All lines from the one with "Extract the structured" through the final line of the records below must be written out exactly, with no other text.
==== Dataset ====
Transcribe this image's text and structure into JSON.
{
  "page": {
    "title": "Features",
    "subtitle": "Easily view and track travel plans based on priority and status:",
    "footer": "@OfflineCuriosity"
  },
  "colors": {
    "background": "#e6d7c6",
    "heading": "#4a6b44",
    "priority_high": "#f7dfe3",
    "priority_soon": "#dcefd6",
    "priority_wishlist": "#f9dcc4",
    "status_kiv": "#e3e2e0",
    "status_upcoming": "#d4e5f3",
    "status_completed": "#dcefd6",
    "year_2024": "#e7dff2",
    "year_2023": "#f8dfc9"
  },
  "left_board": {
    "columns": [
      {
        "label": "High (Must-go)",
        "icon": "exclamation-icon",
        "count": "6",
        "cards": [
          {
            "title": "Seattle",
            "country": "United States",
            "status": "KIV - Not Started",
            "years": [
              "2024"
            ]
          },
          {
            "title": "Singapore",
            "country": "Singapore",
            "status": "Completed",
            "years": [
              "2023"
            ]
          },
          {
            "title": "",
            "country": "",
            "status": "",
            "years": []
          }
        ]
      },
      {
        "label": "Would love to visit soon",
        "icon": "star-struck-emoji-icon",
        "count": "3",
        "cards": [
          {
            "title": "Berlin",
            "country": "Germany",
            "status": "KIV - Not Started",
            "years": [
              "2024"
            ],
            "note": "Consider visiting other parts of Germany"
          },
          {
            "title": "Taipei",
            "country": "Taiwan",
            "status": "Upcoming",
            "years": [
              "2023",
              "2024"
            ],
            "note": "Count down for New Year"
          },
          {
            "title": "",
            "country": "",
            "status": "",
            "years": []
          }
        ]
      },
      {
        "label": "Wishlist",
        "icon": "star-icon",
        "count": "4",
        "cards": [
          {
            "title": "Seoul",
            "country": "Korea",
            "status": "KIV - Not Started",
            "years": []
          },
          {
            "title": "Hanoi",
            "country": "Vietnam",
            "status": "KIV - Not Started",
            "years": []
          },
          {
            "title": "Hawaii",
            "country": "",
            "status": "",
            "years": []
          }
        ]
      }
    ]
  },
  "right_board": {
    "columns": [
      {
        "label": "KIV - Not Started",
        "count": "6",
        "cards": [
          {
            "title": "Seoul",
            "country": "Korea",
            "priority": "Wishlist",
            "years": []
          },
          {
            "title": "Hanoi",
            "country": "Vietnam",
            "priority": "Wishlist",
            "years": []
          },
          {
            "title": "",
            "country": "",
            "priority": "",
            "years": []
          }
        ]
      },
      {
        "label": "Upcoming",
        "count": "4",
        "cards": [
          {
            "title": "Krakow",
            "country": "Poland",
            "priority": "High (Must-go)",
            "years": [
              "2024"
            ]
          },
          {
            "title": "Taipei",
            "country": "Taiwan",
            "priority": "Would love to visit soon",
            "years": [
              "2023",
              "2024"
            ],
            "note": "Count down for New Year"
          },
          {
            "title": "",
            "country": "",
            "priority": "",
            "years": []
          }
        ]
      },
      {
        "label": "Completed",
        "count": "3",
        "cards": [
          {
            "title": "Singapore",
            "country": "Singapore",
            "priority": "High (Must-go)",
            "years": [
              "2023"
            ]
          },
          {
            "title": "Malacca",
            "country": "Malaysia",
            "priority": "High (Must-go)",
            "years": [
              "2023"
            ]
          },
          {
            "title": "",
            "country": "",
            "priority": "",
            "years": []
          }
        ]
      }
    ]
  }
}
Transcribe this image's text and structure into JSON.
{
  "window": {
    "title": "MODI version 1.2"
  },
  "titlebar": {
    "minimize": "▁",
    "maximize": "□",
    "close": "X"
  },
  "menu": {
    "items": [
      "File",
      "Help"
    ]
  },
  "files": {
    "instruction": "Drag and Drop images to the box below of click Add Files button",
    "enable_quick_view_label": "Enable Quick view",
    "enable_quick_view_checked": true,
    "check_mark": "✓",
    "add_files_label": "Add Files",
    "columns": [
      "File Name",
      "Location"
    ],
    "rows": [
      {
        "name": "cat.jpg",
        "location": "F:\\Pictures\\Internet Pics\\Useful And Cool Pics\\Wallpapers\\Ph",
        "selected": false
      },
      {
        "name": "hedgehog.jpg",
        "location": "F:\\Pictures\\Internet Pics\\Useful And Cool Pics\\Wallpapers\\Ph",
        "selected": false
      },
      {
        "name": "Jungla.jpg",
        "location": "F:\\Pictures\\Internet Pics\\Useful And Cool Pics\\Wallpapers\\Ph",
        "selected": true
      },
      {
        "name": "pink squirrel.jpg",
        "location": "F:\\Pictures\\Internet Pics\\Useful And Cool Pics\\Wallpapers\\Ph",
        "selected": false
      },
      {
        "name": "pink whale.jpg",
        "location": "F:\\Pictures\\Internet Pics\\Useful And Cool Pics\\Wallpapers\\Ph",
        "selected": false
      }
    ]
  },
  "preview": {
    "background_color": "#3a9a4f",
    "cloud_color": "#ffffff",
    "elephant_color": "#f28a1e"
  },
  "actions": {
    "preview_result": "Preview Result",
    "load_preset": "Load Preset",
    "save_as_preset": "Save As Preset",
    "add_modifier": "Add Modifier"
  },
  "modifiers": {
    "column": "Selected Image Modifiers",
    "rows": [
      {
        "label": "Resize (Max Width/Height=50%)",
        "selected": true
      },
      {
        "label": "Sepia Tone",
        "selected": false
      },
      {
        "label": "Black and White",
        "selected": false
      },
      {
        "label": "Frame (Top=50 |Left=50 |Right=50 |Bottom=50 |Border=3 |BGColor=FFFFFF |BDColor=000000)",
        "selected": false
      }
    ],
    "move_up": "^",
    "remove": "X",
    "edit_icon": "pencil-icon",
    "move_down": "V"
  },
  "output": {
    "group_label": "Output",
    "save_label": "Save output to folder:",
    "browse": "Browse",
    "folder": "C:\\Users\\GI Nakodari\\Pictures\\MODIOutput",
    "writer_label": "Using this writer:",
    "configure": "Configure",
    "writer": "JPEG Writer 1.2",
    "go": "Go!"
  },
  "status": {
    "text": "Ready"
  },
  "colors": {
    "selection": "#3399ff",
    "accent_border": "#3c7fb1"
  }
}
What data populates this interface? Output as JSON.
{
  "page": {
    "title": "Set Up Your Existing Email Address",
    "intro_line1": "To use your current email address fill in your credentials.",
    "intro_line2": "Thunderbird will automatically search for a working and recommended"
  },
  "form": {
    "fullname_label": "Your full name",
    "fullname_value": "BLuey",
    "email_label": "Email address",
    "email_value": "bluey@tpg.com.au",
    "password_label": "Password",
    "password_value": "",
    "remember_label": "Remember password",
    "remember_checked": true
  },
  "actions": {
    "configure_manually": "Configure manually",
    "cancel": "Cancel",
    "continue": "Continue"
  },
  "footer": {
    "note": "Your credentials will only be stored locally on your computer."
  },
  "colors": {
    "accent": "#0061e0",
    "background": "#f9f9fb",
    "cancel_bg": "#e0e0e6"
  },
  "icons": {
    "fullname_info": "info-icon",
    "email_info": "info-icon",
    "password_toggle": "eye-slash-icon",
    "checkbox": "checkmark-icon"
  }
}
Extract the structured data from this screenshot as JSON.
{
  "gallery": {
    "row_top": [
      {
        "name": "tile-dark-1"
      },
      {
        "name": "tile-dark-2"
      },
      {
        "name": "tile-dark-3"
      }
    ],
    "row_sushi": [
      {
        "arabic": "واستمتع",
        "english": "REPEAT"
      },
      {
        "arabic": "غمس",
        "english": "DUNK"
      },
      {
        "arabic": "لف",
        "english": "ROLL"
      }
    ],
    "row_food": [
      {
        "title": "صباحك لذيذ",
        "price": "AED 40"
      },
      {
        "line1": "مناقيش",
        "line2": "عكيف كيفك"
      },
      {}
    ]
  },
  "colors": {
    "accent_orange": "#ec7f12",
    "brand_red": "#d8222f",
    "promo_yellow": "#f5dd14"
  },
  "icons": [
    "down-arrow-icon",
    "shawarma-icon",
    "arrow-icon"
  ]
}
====
Output:
Extract the structured data from this screenshot as JSON.
{
  "gallery": {
    "row_top": [
      {
        "name": "tile-dark-1"
      },
      {
        "name": "tile-dark-2"
      },
      {
        "name": "tile-dark-3"
      }
    ],
    "row_sushi": [
      {
        "arabic": "واستمتع",
        "english": "REPEAT"
      },
      {
        "arabic": "غمس",
        "english": "DUNK"
      },
      {
        "arabic": "لف",
        "english": "ROLL"
      }
    ],
    "row_food": [
      {
        "title": "صباحك لذيذ",
        "price": "AED 40"
      },
      {
        "line1": "مناقيش",
        "line2": "عكيف كيفك"
      },
      {}
    ]
  },
  "colors": {
    "accent_orange": "#ec7f12",
    "brand_red": "#d8222f",
    "promo_yellow": "#f5dd14"
  },
  "icons": [
    "down-arrow-icon",
    "shawarma-icon",
    "arrow-icon"
  ]
}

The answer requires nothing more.